Gas Market


The biggest opportunity in Brazil’s hydrocarbon sector could involve the transformation and development of its natural gas market. As the country commits to reducing its carbon footprint, it will begin producing large amounts of associated gas with its pre-salt oil production and development. Much of it can be used for the country’s energy matrix where natural gas only accounts for 11 percent of current energy usage.

In late June 2019, Brazil’s National Council for Energy Policy (CNPE) presented 24 guidelines for the opening of the natural gas market as well as new annual targets for greenhouse gas emission reductions for fuels. The CNPE proposals aim to increase unbundling throughout the natural gas value chain and most of all, create conditions for access not just to gas pipelines, but also to all the essential infrastructures of the sector, such as outlets, processing units, and LNG terminals. The proposals are directed at opening the market and promoting competition.

Change = Opportunity

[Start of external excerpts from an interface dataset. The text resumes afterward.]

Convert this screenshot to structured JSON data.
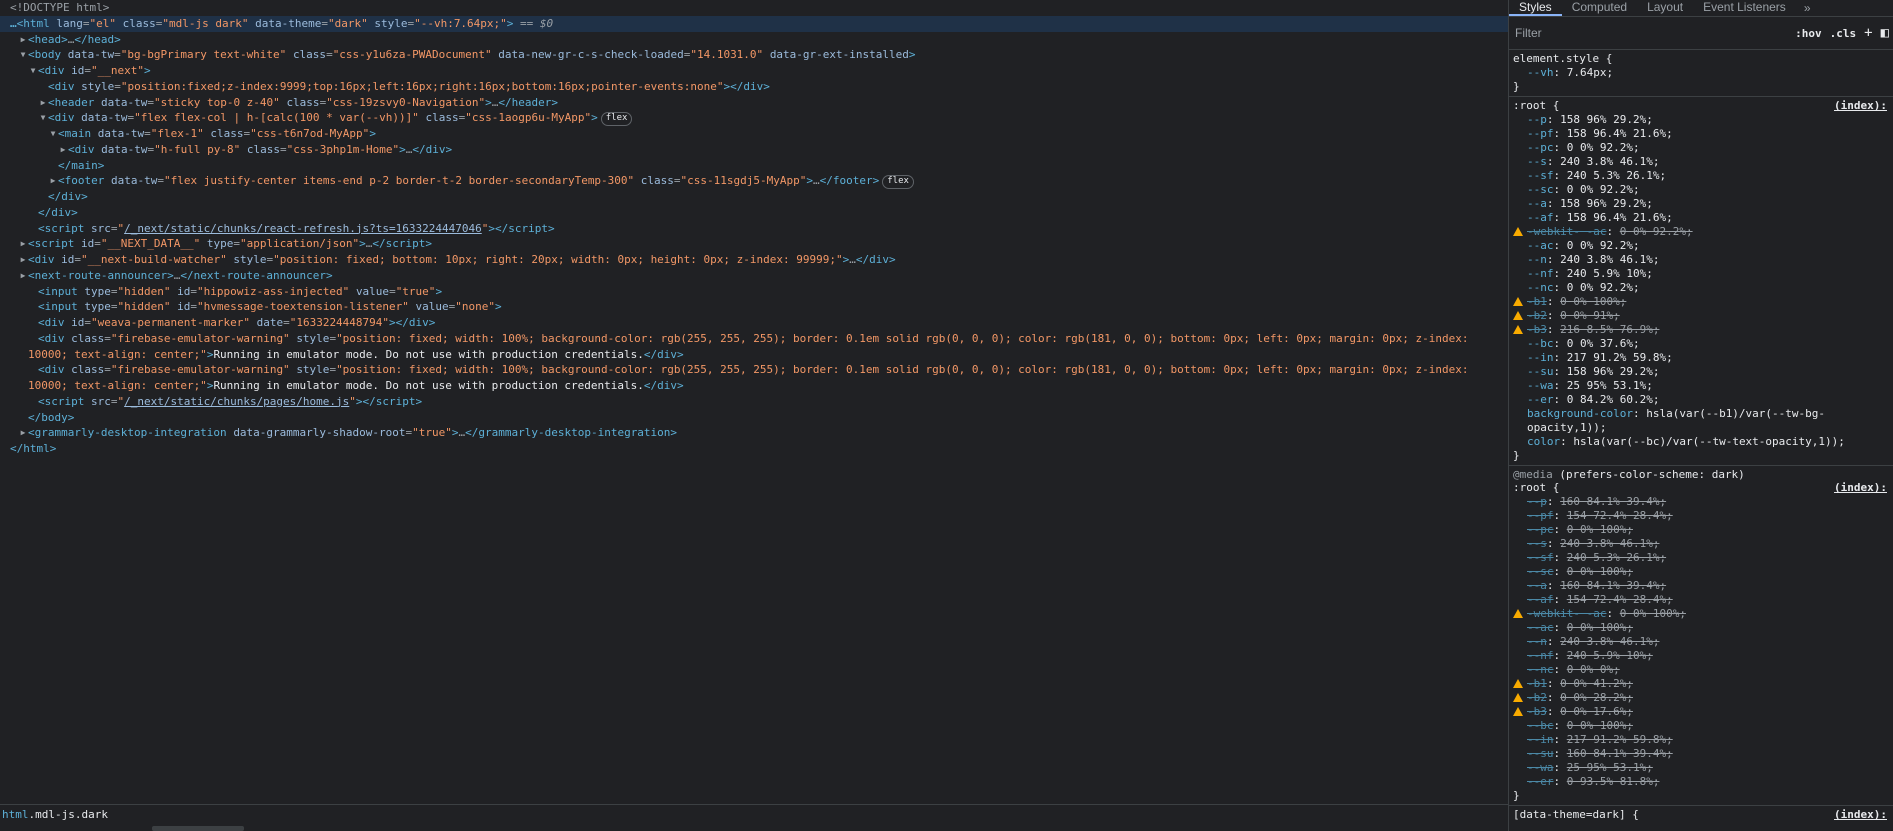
{
  "elements": {
    "lines": [
      {
        "indent": 0,
        "html": "<span class=\"comment\">&lt;!DOCTYPE html&gt;</span>"
      },
      {
        "indent": 0,
        "selected": true,
        "html": "<span class=\"dots\">…</span><span class=\"tag\">&lt;html</span> <span class=\"attr\">lang</span><span class=\"eq\">=</span><span class=\"val\">\"el\"</span> <span class=\"attr\">class</span><span class=\"eq\">=</span><span class=\"val\">\"mdl-js dark\"</span> <span class=\"attr\">data-theme</span><span class=\"eq\">=</span><span class=\"val\">\"dark\"</span> <span class=\"attr\">style</span><span class=\"eq\">=</span><span class=\"val\">\"--vh:7.64px;\"</span><span class=\"tag\">&gt;</span> <span class=\"comment\">==</span> <span class=\"dollar\">$0</span>"
      },
      {
        "indent": 1,
        "tri": "▶",
        "html": "<span class=\"tag\">&lt;head&gt;</span>…<span class=\"tag\">&lt;/head&gt;</span>"
      },
      {
        "indent": 1,
        "tri": "▼",
        "html": "<span class=\"tag\">&lt;body</span> <span class=\"attr\">data-tw</span><span class=\"eq\">=</span><span class=\"val\">\"bg-bgPrimary text-white\"</span> <span class=\"attr\">class</span><span class=\"eq\">=</span><span class=\"val\">\"css-y1u6za-PWADocument\"</span> <span class=\"attr\">data-new-gr-c-s-check-loaded</span><span class=\"eq\">=</span><span class=\"val\">\"14.1031.0\"</span> <span class=\"attr\">data-gr-ext-installed</span><span class=\"tag\">&gt;</span>"
      },
      {
        "indent": 2,
        "tri": "▼",
        "html": "<span class=\"tag\">&lt;div</span> <span class=\"attr\">id</span><span class=\"eq\">=</span><span class=\"val\">\"__next\"</span><span class=\"tag\">&gt;</span>"
      },
      {
        "indent": 3,
        "html": "<span class=\"tag\">&lt;div</span> <span class=\"attr\">style</span><span class=\"eq\">=</span><span class=\"val\">\"position:fixed;z-index:9999;top:16px;left:16px;right:16px;bottom:16px;pointer-events:none\"</span><span class=\"tag\">&gt;&lt;/div&gt;</span>"
      },
      {
        "indent": 3,
        "tri": "▶",
        "html": "<span class=\"tag\">&lt;header</span> <span class=\"attr\">data-tw</span><span class=\"eq\">=</span><span class=\"val\">\"sticky top-0 z-40\"</span> <span class=\"attr\">class</span><span class=\"eq\">=</span><span class=\"val\">\"css-19zsvy0-Navigation\"</span><span class=\"tag\">&gt;</span>…<span class=\"tag\">&lt;/header&gt;</span>"
      },
      {
        "indent": 3,
        "tri": "▼",
        "html": "<span class=\"tag\">&lt;div</span> <span class=\"attr\">data-tw</span><span class=\"eq\">=</span><span class=\"val\">\"flex flex-col | h-[calc(100 * var(--vh))]\"</span> <span class=\"attr\">class</span><span class=\"eq\">=</span><span class=\"val\">\"css-1aogp6u-MyApp\"</span><span class=\"tag\">&gt;</span><span class=\"badge\">flex</span>"
      },
      {
        "indent": 4,
        "tri": "▼",
        "html": "<span class=\"tag\">&lt;main</span> <span class=\"attr\">data-tw</span><span class=\"eq\">=</span><span class=\"val\">\"flex-1\"</span> <span class=\"attr\">class</span><span class=\"eq\">=</span><span class=\"val\">\"css-t6n7od-MyApp\"</span><span class=\"tag\">&gt;</span>"
      },
      {
        "indent": 5,
        "tri": "▶",
        "html": "<span class=\"tag\">&lt;div</span> <span class=\"attr\">data-tw</span><span class=\"eq\">=</span><span class=\"val\">\"h-full py-8\"</span> <span class=\"attr\">class</span><span class=\"eq\">=</span><span class=\"val\">\"css-3php1m-Home\"</span><span class=\"tag\">&gt;</span>…<span class=\"tag\">&lt;/div&gt;</span>"
      },
      {
        "indent": 4,
        "html": "<span class=\"tag\">&lt;/main&gt;</span>"
      },
      {
        "indent": 4,
        "tri": "▶",
        "html": "<span class=\"tag\">&lt;footer</span> <span class=\"attr\">data-tw</span><span class=\"eq\">=</span><span class=\"val\">\"flex justify-center items-end p-2 border-t-2 border-secondaryTemp-300\"</span> <span class=\"attr\">class</span><span class=\"eq\">=</span><span class=\"val\">\"css-11sgdj5-MyApp\"</span><span class=\"tag\">&gt;</span>…<span class=\"tag\">&lt;/footer&gt;</span><span class=\"badge\">flex</span>"
      },
      {
        "indent": 3,
        "html": "<span class=\"tag\">&lt;/div&gt;</span>"
      },
      {
        "indent": 2,
        "html": "<span class=\"tag\">&lt;/div&gt;</span>"
      },
      {
        "indent": 2,
        "html": "<span class=\"tag\">&lt;script</span> <span class=\"attr\">src</span><span class=\"eq\">=</span><span class=\"val\">\"</span><span class=\"url\">/_next/static/chunks/react-refresh.js?ts=1633224447046</span><span class=\"val\">\"</span><span class=\"tag\">&gt;&lt;/script&gt;</span>"
      },
      {
        "indent": 1,
        "tri": "▶",
        "html": "<span class=\"tag\">&lt;script</span> <span class=\"attr\">id</span><span class=\"eq\">=</span><span class=\"val\">\"__NEXT_DATA__\"</span> <span class=\"attr\">type</span><span class=\"eq\">=</span><span class=\"val\">\"application/json\"</span><span class=\"tag\">&gt;</span>…<span class=\"tag\">&lt;/script&gt;</span>"
      },
      {
        "indent": 1,
        "tri": "▶",
        "html": "<span class=\"tag\">&lt;div</span> <span class=\"attr\">id</span><span class=\"eq\">=</span><span class=\"val\">\"__next-build-watcher\"</span> <span class=\"attr\">style</span><span class=\"eq\">=</span><span class=\"val\">\"position: fixed; bottom: 10px; right: 20px; width: 0px; height: 0px; z-index: 99999;\"</span><span class=\"tag\">&gt;</span>…<span class=\"tag\">&lt;/div&gt;</span>"
      },
      {
        "indent": 1,
        "tri": "▶",
        "html": "<span class=\"tag\">&lt;next-route-announcer&gt;</span>…<span class=\"tag\">&lt;/next-route-announcer&gt;</span>"
      },
      {
        "indent": 2,
        "html": "<span class=\"tag\">&lt;input</span> <span class=\"attr\">type</span><span class=\"eq\">=</span><span class=\"val\">\"hidden\"</span> <span class=\"attr\">id</span><span class=\"eq\">=</span><span class=\"val\">\"hippowiz-ass-injected\"</span> <span class=\"attr\">value</span><span class=\"eq\">=</span><span class=\"val\">\"true\"</span><span class=\"tag\">&gt;</span>"
      },
      {
        "indent": 2,
        "html": "<span class=\"tag\">&lt;input</span> <span class=\"attr\">type</span><span class=\"eq\">=</span><span class=\"val\">\"hidden\"</span> <span class=\"attr\">id</span><span class=\"eq\">=</span><span class=\"val\">\"hvmessage-toextension-listener\"</span> <span class=\"attr\">value</span><span class=\"eq\">=</span><span class=\"val\">\"none\"</span><span class=\"tag\">&gt;</span>"
      },
      {
        "indent": 2,
        "html": "<span class=\"tag\">&lt;div</span> <span class=\"attr\">id</span><span class=\"eq\">=</span><span class=\"val\">\"weava-permanent-marker\"</span> <span class=\"attr\">date</span><span class=\"eq\">=</span><span class=\"val\">\"1633224448794\"</span><span class=\"tag\">&gt;&lt;/div&gt;</span>"
      },
      {
        "indent": 2,
        "wrap": true,
        "html": "<span class=\"tag\">&lt;div</span> <span class=\"attr\">class</span><span class=\"eq\">=</span><span class=\"val\">\"firebase-emulator-warning\"</span> <span class=\"attr\">style</span><span class=\"eq\">=</span><span class=\"val\">\"position: fixed; width: 100%; background-color: rgb(255, 255, 255); border: 0.1em solid rgb(0, 0, 0); color: rgb(181, 0, 0); bottom: 0px; left: 0px; margin: 0px; z-index: 10000; text-align: center;\"</span><span class=\"tag\">&gt;</span><span class=\"text\">Running in emulator mode. Do not use with production credentials.</span><span class=\"tag\">&lt;/div&gt;</span>"
      },
      {
        "indent": 2,
        "wrap": true,
        "html": "<span class=\"tag\">&lt;div</span> <span class=\"attr\">class</span><span class=\"eq\">=</span><span class=\"val\">\"firebase-emulator-warning\"</span> <span class=\"attr\">style</span><span class=\"eq\">=</span><span class=\"val\">\"position: fixed; width: 100%; background-color: rgb(255, 255, 255); border: 0.1em solid rgb(0, 0, 0); color: rgb(181, 0, 0); bottom: 0px; left: 0px; margin: 0px; z-index: 10000; text-align: center;\"</span><span class=\"tag\">&gt;</span><span class=\"text\">Running in emulator mode. Do not use with production credentials.</span><span class=\"tag\">&lt;/div&gt;</span>"
      },
      {
        "indent": 2,
        "html": "<span class=\"tag\">&lt;script</span> <span class=\"attr\">src</span><span class=\"eq\">=</span><span class=\"val\">\"</span><span class=\"url\">/_next/static/chunks/pages/home.js</span><span class=\"val\">\"</span><span class=\"tag\">&gt;&lt;/script&gt;</span>"
      },
      {
        "indent": 1,
        "html": "<span class=\"tag\">&lt;/body&gt;</span>"
      },
      {
        "indent": 1,
        "tri": "▶",
        "html": "<span class=\"tag\">&lt;grammarly-desktop-integration</span> <span class=\"attr\">data-grammarly-shadow-root</span><span class=\"eq\">=</span><span class=\"val\">\"true\"</span><span class=\"tag\">&gt;</span>…<span class=\"tag\">&lt;/grammarly-desktop-integration&gt;</span>"
      },
      {
        "indent": 0,
        "html": "<span class=\"tag\">&lt;/html&gt;</span>"
      }
    ]
  },
  "breadcrumb": {
    "tag": "html",
    "classes": ".mdl-js.dark"
  },
  "styles": {
    "tabs": [
      "Styles",
      "Computed",
      "Layout",
      "Event Listeners"
    ],
    "more_label": "»",
    "filter_placeholder": "Filter",
    "hov_label": ":hov",
    "cls_label": ".cls",
    "plus_label": "+",
    "toggle_label": "◧",
    "element_style": {
      "selector": "element.style {",
      "decls": [
        {
          "name": "--vh",
          "value": "7.64px;"
        }
      ],
      "close": "}"
    },
    "root": {
      "selector": ":root {",
      "source": "(index):",
      "decls": [
        {
          "name": "--p",
          "value": "158 96% 29.2%;"
        },
        {
          "name": "--pf",
          "value": "158 96.4% 21.6%;"
        },
        {
          "name": "--pc",
          "value": "0 0% 92.2%;"
        },
        {
          "name": "--s",
          "value": "240 3.8% 46.1%;"
        },
        {
          "name": "--sf",
          "value": "240 5.3% 26.1%;"
        },
        {
          "name": "--sc",
          "value": "0 0% 92.2%;"
        },
        {
          "name": "--a",
          "value": "158 96% 29.2%;"
        },
        {
          "name": "--af",
          "value": "158 96.4% 21.6%;"
        },
        {
          "name": "-webkit- -ac",
          "value": "0 0% 92.2%;",
          "over": true,
          "warn": true
        },
        {
          "name": "--ac",
          "value": "0 0% 92.2%;"
        },
        {
          "name": "--n",
          "value": "240 3.8% 46.1%;"
        },
        {
          "name": "--nf",
          "value": "240 5.9% 10%;"
        },
        {
          "name": "--nc",
          "value": "0 0% 92.2%;"
        },
        {
          "name": "-b1",
          "value": "0 0% 100%;",
          "over": true,
          "warn": true
        },
        {
          "name": "-b2",
          "value": "0 0% 91%;",
          "over": true,
          "warn": true
        },
        {
          "name": "-b3",
          "value": "216 8.5% 76.9%;",
          "over": true,
          "warn": true
        },
        {
          "name": "--bc",
          "value": "0 0% 37.6%;"
        },
        {
          "name": "--in",
          "value": "217 91.2% 59.8%;"
        },
        {
          "name": "--su",
          "value": "158 96% 29.2%;"
        },
        {
          "name": "--wa",
          "value": "25 95% 53.1%;"
        },
        {
          "name": "--er",
          "value": "0 84.2% 60.2%;"
        },
        {
          "name": "background-color",
          "value": "hsla(var(--b1)/var(--tw-bg-opacity,1));",
          "wrap": true
        },
        {
          "name": "color",
          "value": "hsla(var(--bc)/var(--tw-text-opacity,1));"
        }
      ],
      "close": "}"
    },
    "media_root": {
      "media_at": "@media",
      "media_query": "(prefers-color-scheme: dark)",
      "selector": ":root {",
      "source": "(index):",
      "decls": [
        {
          "name": "--p",
          "value": "160 84.1% 39.4%;",
          "over": true
        },
        {
          "name": "--pf",
          "value": "154 72.4% 28.4%;",
          "over": true
        },
        {
          "name": "--pc",
          "value": "0 0% 100%;",
          "over": true
        },
        {
          "name": "--s",
          "value": "240 3.8% 46.1%;",
          "over": true
        },
        {
          "name": "--sf",
          "value": "240 5.3% 26.1%;",
          "over": true
        },
        {
          "name": "--sc",
          "value": "0 0% 100%;",
          "over": true
        },
        {
          "name": "--a",
          "value": "160 84.1% 39.4%;",
          "over": true
        },
        {
          "name": "--af",
          "value": "154 72.4% 28.4%;",
          "over": true
        },
        {
          "name": "-webkit- -ac",
          "value": "0 0% 100%;",
          "over": true,
          "warn": true
        },
        {
          "name": "--ac",
          "value": "0 0% 100%;",
          "over": true
        },
        {
          "name": "--n",
          "value": "240 3.8% 46.1%;",
          "over": true
        },
        {
          "name": "--nf",
          "value": "240 5.9% 10%;",
          "over": true
        },
        {
          "name": "--nc",
          "value": "0 0% 0%;",
          "over": true
        },
        {
          "name": "-b1",
          "value": "0 0% 41.2%;",
          "over": true,
          "warn": true
        },
        {
          "name": "-b2",
          "value": "0 0% 28.2%;",
          "over": true,
          "warn": true
        },
        {
          "name": "-b3",
          "value": "0 0% 17.6%;",
          "over": true,
          "warn": true
        },
        {
          "name": "--bc",
          "value": "0 0% 100%;",
          "over": true
        },
        {
          "name": "--in",
          "value": "217 91.2% 59.8%;",
          "over": true
        },
        {
          "name": "--su",
          "value": "160 84.1% 39.4%;",
          "over": true
        },
        {
          "name": "--wa",
          "value": "25 95% 53.1%;",
          "over": true
        },
        {
          "name": "--er",
          "value": "0 93.5% 81.8%;",
          "over": true
        }
      ],
      "close": "}"
    },
    "theme_rule": {
      "selector": "[data-theme=dark] {",
      "source": "(index):"
    }
  },
  "colors": {
    "accent": "#8ab4f8",
    "tag": "#5db0d7",
    "attr_value": "#f29766",
    "warning": "#f9ab00",
    "selected_row": "#1f3147"
  }
}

Whichever direction you turn and whatever your perspective on the industry in Brazil, one must realize that, “the times they are a changin.” Rarely do you have so many factors in play at the same time opening so many different doors in so many different areas as in the Brazilian hydrocarbon sector today. The large companies and majors have the pre-salt E&P with its huge investments and even larger rewards potential. As Petrobras is forced to focus on this aspect of the business and improve its balance sheet, it must sacrifice some smaller and neglected hydrocarbon assets to divestment. Meanwhile, the door to exploration and discovery of new resources is opened even wider by conventional bid rounds such as ANP Round 16 and a new program that could revolutionize the sector like the Permanent Offer of Areas which allows open acreage to be claimed by any company willing to pay the guarantee and perform the work commitments. On top of this a sympathetic, pro-business administration in power is taking action to dismantle long-standing pipeline, gas market, and refining monopolies by Petrobras in the country as well as an underdeveloped natural gas market that is virtually certain to expand. All of this adds up to the definite conclusion regarding Brazil that for hydrocarbons, “The future is now.”